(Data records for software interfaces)
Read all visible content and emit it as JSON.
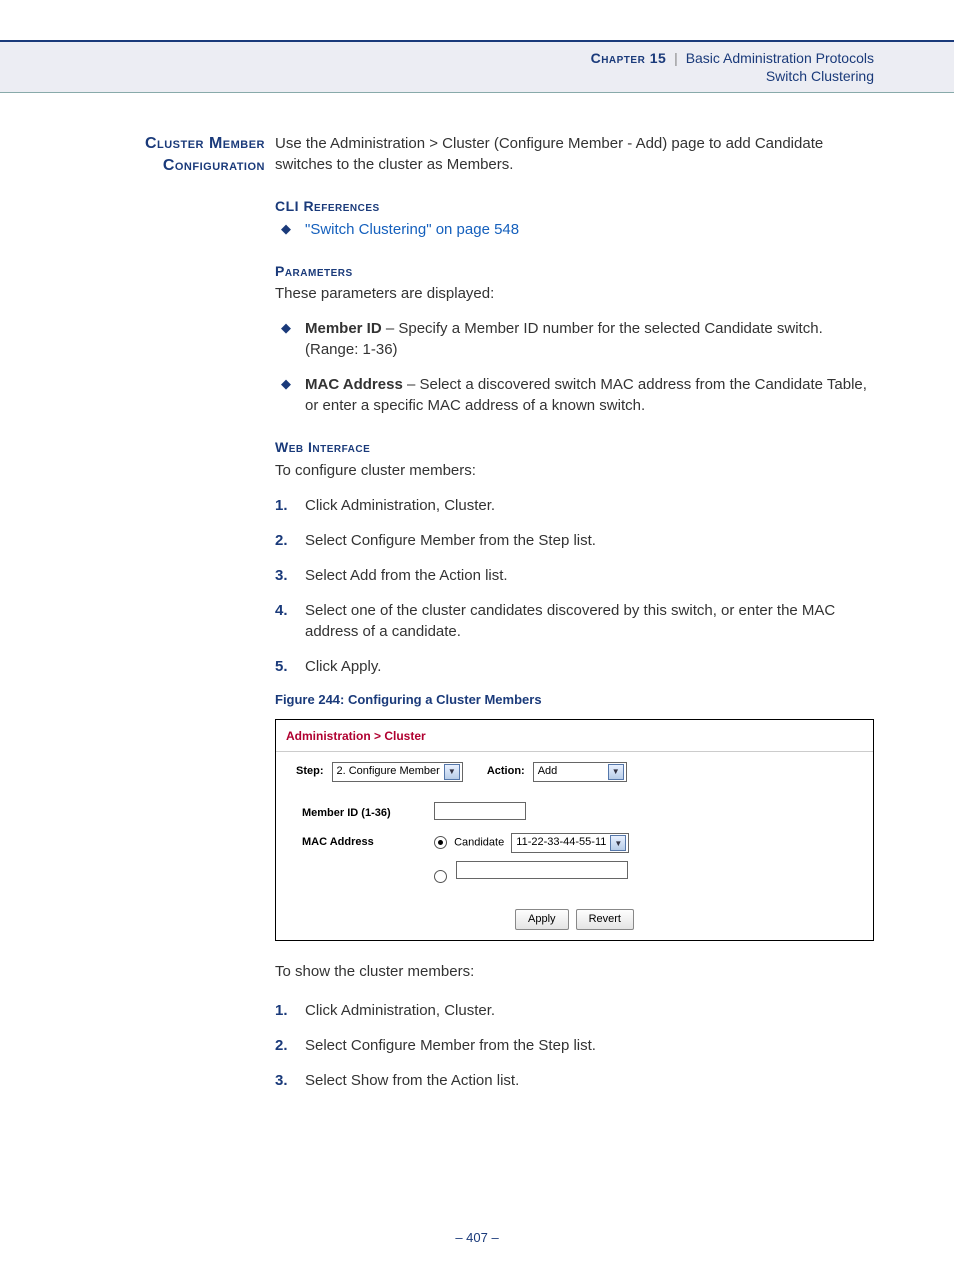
{
  "header": {
    "chapter_label": "Chapter 15",
    "separator": "|",
    "title": "Basic Administration Protocols",
    "subtitle": "Switch Clustering"
  },
  "section_title_line1": "Cluster Member",
  "section_title_line2": "Configuration",
  "intro_text": "Use the Administration > Cluster (Configure Member - Add) page to add Candidate switches to the cluster as Members.",
  "cli_ref": {
    "heading": "CLI References",
    "link_text": "\"Switch Clustering\" on page 548"
  },
  "parameters": {
    "heading": "Parameters",
    "intro": "These parameters are displayed:",
    "items": [
      {
        "bold": "Member ID",
        "rest": " – Specify a Member ID number for the selected Candidate switch. (Range: 1-36)"
      },
      {
        "bold": "MAC Address",
        "rest": " – Select a discovered switch MAC address from the Candidate Table, or enter a specific MAC address of a known switch."
      }
    ]
  },
  "web_if": {
    "heading": "Web Interface",
    "intro": "To configure cluster members:",
    "steps": [
      "Click Administration, Cluster.",
      "Select Configure Member from the Step list.",
      "Select Add from the Action list.",
      "Select one of the cluster candidates discovered by this switch, or enter the MAC address of a candidate.",
      "Click Apply."
    ]
  },
  "figure_caption": "Figure 244:  Configuring a Cluster Members",
  "ui": {
    "breadcrumb": "Administration > Cluster",
    "step_label": "Step:",
    "step_value": "2. Configure Member",
    "action_label": "Action:",
    "action_value": "Add",
    "member_id_label": "Member ID (1-36)",
    "mac_label": "MAC Address",
    "candidate_label": "Candidate",
    "candidate_value": "11-22-33-44-55-11",
    "apply_label": "Apply",
    "revert_label": "Revert"
  },
  "show_section": {
    "intro": "To show the cluster members:",
    "steps": [
      "Click Administration, Cluster.",
      "Select Configure Member from the Step list.",
      "Select Show from the Action list."
    ]
  },
  "page_number": "–  407  –"
}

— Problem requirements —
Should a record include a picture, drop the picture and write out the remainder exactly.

— Response for this exercise —
Read all visible content and emit it as JSON.
{
  "header": {
    "chapter_label": "Chapter 15",
    "separator": "|",
    "title": "Basic Administration Protocols",
    "subtitle": "Switch Clustering"
  },
  "section_title_line1": "Cluster Member",
  "section_title_line2": "Configuration",
  "intro_text": "Use the Administration > Cluster (Configure Member - Add) page to add Candidate switches to the cluster as Members.",
  "cli_ref": {
    "heading": "CLI References",
    "link_text": "\"Switch Clustering\" on page 548"
  },
  "parameters": {
    "heading": "Parameters",
    "intro": "These parameters are displayed:",
    "items": [
      {
        "bold": "Member ID",
        "rest": " – Specify a Member ID number for the selected Candidate switch. (Range: 1-36)"
      },
      {
        "bold": "MAC Address",
        "rest": " – Select a discovered switch MAC address from the Candidate Table, or enter a specific MAC address of a known switch."
      }
    ]
  },
  "web_if": {
    "heading": "Web Interface",
    "intro": "To configure cluster members:",
    "steps": [
      "Click Administration, Cluster.",
      "Select Configure Member from the Step list.",
      "Select Add from the Action list.",
      "Select one of the cluster candidates discovered by this switch, or enter the MAC address of a candidate.",
      "Click Apply."
    ]
  },
  "figure_caption": "Figure 244:  Configuring a Cluster Members",
  "ui": {
    "breadcrumb": "Administration > Cluster",
    "step_label": "Step:",
    "step_value": "2. Configure Member",
    "action_label": "Action:",
    "action_value": "Add",
    "member_id_label": "Member ID (1-36)",
    "mac_label": "MAC Address",
    "candidate_label": "Candidate",
    "candidate_value": "11-22-33-44-55-11",
    "apply_label": "Apply",
    "revert_label": "Revert"
  },
  "show_section": {
    "intro": "To show the cluster members:",
    "steps": [
      "Click Administration, Cluster.",
      "Select Configure Member from the Step list.",
      "Select Show from the Action list."
    ]
  },
  "page_number": "–  407  –"
}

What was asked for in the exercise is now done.